◆ GIVEN ENTRIES ◆

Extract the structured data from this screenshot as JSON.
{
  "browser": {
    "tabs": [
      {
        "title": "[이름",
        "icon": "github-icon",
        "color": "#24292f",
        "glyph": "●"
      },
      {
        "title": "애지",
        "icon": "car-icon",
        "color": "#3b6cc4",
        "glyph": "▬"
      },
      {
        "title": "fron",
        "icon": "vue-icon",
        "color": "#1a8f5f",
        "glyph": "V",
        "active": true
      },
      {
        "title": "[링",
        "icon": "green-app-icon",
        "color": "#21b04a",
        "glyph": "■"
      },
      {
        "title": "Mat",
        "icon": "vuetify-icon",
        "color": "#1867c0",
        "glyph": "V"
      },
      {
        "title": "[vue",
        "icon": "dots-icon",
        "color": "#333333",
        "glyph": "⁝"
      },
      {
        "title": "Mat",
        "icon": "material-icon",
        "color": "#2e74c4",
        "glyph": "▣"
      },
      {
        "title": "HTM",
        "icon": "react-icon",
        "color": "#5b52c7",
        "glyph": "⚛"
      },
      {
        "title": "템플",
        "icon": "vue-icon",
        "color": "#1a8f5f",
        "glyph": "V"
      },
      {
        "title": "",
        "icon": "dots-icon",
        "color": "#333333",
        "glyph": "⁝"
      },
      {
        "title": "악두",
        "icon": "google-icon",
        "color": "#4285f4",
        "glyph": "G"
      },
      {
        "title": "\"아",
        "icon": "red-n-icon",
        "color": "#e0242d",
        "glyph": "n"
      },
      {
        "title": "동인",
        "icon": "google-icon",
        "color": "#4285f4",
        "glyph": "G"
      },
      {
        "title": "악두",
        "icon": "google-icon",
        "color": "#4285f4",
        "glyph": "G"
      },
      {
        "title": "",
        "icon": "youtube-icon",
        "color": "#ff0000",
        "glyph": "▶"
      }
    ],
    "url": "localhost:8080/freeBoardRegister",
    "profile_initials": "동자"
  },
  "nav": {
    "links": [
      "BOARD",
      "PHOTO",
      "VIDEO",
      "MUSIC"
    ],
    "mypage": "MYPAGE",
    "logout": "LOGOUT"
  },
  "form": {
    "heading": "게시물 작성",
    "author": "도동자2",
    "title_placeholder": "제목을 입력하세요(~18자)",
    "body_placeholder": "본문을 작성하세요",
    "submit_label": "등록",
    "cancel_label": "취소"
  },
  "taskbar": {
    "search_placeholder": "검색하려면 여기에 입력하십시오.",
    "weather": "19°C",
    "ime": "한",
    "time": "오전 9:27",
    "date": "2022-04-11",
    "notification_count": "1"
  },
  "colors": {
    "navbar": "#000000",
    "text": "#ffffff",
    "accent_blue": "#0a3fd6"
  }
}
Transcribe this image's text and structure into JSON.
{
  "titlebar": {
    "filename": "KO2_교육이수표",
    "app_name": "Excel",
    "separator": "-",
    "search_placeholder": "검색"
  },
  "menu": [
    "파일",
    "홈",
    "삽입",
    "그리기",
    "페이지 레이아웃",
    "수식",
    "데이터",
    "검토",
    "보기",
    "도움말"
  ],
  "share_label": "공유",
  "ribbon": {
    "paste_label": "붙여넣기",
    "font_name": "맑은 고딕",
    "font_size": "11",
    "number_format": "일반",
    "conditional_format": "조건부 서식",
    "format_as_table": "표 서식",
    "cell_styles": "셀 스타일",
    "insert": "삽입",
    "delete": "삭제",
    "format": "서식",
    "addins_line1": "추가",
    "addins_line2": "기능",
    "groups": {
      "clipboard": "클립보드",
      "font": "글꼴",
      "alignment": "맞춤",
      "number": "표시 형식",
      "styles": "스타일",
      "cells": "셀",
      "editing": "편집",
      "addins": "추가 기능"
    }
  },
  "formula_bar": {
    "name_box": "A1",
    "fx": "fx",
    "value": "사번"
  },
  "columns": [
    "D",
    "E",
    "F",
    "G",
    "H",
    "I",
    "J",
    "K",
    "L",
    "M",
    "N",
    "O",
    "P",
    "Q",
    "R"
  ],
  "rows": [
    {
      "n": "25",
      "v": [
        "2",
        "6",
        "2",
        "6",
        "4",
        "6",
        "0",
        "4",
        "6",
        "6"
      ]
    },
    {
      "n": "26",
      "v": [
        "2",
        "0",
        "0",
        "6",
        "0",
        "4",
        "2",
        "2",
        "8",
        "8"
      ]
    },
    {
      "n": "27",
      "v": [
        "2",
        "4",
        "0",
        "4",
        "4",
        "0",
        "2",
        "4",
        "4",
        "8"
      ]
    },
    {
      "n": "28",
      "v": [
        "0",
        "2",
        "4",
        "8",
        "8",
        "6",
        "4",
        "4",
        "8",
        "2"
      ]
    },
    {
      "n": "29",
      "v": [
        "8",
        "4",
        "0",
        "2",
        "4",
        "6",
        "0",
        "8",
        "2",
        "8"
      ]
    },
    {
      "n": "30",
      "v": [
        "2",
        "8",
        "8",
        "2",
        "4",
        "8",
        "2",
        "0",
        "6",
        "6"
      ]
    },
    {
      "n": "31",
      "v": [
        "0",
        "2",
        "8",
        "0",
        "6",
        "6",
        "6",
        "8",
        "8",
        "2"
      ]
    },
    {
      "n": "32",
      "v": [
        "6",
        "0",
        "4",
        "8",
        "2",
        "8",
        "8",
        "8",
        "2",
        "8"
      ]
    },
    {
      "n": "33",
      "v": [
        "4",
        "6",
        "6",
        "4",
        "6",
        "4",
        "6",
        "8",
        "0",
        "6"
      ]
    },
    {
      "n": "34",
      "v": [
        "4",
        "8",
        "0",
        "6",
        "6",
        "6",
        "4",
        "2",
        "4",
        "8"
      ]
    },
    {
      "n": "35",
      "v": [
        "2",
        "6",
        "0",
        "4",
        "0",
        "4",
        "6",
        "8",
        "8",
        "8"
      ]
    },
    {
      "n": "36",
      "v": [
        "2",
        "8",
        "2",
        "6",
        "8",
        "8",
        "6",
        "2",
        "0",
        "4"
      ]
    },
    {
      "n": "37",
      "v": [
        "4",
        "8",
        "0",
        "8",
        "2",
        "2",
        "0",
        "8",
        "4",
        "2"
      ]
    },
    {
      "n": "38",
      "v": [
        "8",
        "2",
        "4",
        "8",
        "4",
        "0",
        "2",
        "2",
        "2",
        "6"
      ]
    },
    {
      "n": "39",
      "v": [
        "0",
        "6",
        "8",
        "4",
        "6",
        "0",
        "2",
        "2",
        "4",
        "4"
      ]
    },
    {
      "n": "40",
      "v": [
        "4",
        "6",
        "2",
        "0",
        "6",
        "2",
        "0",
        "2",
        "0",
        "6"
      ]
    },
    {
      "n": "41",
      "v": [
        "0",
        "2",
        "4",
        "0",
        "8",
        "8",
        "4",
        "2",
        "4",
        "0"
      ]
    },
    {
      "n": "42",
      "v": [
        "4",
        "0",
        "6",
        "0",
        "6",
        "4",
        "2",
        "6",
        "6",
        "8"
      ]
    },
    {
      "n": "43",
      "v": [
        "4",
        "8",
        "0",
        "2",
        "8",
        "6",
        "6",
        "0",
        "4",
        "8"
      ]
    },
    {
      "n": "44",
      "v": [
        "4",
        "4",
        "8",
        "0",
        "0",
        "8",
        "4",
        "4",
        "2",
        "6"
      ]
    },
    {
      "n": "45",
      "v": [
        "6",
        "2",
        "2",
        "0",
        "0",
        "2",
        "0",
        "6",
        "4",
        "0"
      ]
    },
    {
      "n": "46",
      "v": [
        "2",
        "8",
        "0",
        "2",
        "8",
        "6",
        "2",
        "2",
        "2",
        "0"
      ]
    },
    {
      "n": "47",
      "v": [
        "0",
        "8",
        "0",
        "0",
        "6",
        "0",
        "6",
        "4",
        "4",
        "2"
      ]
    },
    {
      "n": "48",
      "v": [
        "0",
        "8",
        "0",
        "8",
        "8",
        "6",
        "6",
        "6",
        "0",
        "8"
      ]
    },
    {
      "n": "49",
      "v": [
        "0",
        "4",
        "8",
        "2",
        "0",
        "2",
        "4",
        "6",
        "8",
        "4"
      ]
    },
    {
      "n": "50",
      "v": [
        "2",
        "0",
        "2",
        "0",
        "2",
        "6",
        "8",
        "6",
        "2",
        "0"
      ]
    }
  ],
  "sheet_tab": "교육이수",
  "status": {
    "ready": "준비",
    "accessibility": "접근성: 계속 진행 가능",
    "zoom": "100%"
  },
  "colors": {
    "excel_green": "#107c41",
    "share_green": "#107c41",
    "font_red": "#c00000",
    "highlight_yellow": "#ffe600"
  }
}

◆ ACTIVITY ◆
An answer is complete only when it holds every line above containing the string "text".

◆ RESULT ◆
    "text": "#ffffff",
Transcribe this image's text and structure into JSON.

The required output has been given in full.